Obama endorsed the Wall Street bailout and appointed a team of Clinton-era economic advisors (led by Geithner, who became Obama’s Treasury secretary, and Lawrence Summers, who became director of the National Economic Council). These were the same people who, working under Rubin in the 1990s, had prepared the way for the financial crisis by deregulating Wall Street. Geithner, as chair of the New York Fed, had been responsible for overseeing Wall Street in the years leading up to the crisis.
In the end, the Obama administration rescued Wall Street, but at enormous cost to taxpayers and the economy. Estimates of the true cost of the bailout vary from half a trillion dollars to several trillion. The Federal Reserve also provided huge subsidies to the big banks in the form of virtually free loans. But homeowners, whose homes were suddenly worth less than the mortgages they owed on them, were left hanging in the wind. Many lost their homes.
Obama thereby shifted the costs of the bankers’ speculative binge onto ordinary Americans, deepening mistrust of a political system increasingly seen as rigged in favor of the rich and powerful.
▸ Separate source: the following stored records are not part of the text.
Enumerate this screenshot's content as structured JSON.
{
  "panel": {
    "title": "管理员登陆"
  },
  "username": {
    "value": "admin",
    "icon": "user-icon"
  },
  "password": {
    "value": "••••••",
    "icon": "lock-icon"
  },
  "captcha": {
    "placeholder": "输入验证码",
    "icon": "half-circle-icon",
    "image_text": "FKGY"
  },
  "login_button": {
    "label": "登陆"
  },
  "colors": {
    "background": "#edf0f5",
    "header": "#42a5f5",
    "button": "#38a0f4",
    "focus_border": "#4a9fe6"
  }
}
A package of regulations put in place after the financial crisis (called Dodd-Frank) was not nearly as strict as the banking laws and regulations of the 1930s. It required that the banks submit to stress tests by the Fed and hold a certain minimum amount of cash on their balance sheets to protect against shocks, but it didn’t prohibit banks from gambling with their investors’ money. Why not? Because Wall Street lobbyists, backed with generous campaign donations from the Street, wouldn’t have it.
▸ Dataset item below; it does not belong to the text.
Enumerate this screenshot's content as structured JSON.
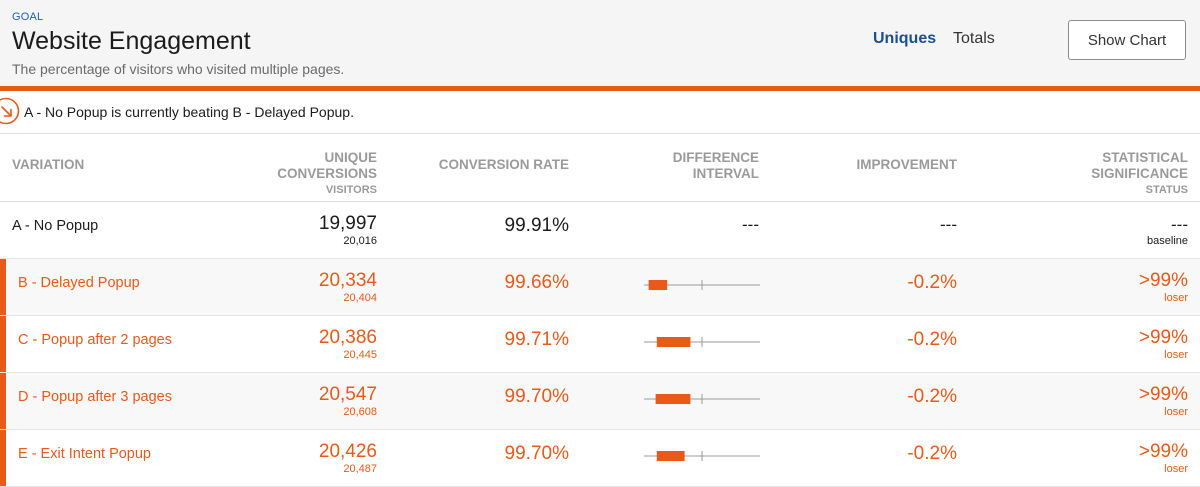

Which brings us to Friday’s failure of the Silicon Valley Bank. You didn’t have to be a rocket scientist to know that when the Fed raised interest rates as much and as fast as it did, the financial cushions behind some banks that had invested in Treasury bonds would shrink. Why didn’t regulators move in?
Because even the thin protections of Dodd-Frank were rolled back by Donald Trump, who in 2018 signed a bill that reduced scrutiny over many regional banks and removed the requirement that banks with assets under $250bn submit to stress testing and reduced the amount of cash they had to keep on their balance sheets to protect against shock. This freed smaller banks – such as Silicon Valley Bank (and the Signature Bank) – to invest more of their deposits and make more money for their shareholders (and their CEOs, whose pay is linked to profits).
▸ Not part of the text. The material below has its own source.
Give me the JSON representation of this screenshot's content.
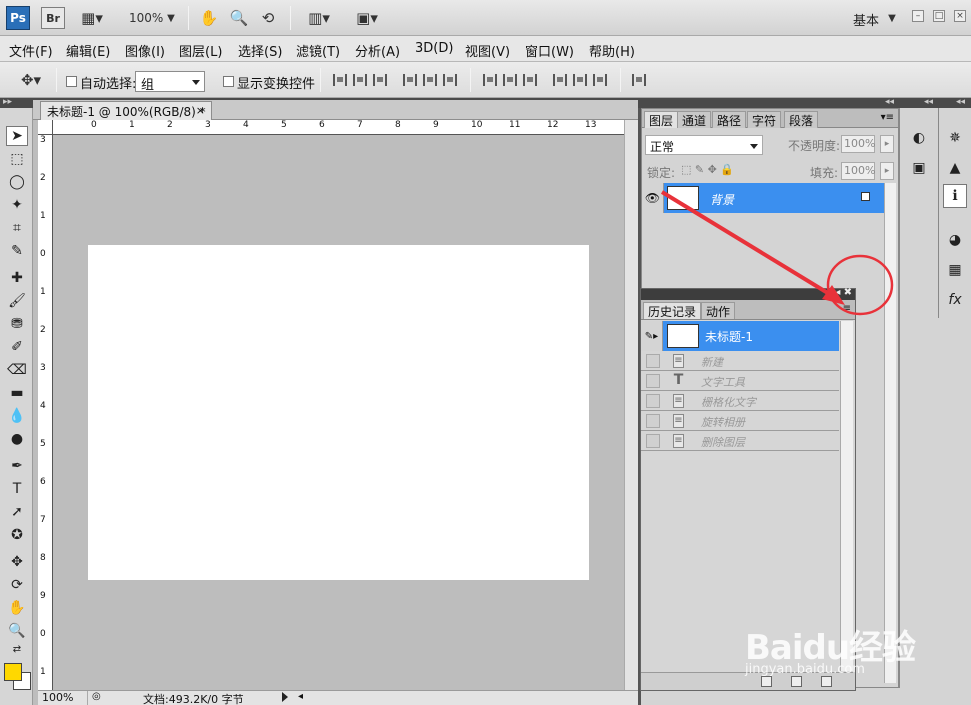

Not surprisingly, Silicon Valley Bank’s own chief executive, Greg Becker, had been a strong supporter of Trump’s rollback. Becker had served on the San Francisco Fed’s board of directors.
Oh, and Becker sold $3.6m of Silicon Valley Bank stock under a trading plan less than two weeks before the firm disclosed extensive losses that led to its failure. There’s nothing illegal about corporate trading plans like the one Becker used, and the timing could merely have been coincidental. But it smells awful.
Will the failure of Silicon Valley Bank be as contagious as the failures of 2008, leading to other bank failures as depositors grow nervous about their safety? It’s impossible to know. The speed with which regulators moved over the weekend suggests they’re concerned. The Wall Street crisis of 2008 began with one or two bank failures, as did the financial crisis of 1929.
Four lessons from this debacle.
The Fed should hold off raising interest rates again until it has done a thorough appraisal of the consequences for smaller banks.
When the Fed rapidly raises interest rates, it must better monitor banks that have invested heavily in Treasury bonds.
The Trump regulatory rollbacks of financial regulations are dangerous. Small banks can get into huge trouble, setting off potential contagion to other banks. The Dodd-Frank rules must be fully reinstated.
More broadly, not even Dodd-Frank is adequate. To make banking boring again, instead of one of the most profitable parts of the economy, Glass-Steagall must be re-enacted, separating commercial from investment banking. There’s no good reason banks should be investing their depositors’ money for profit.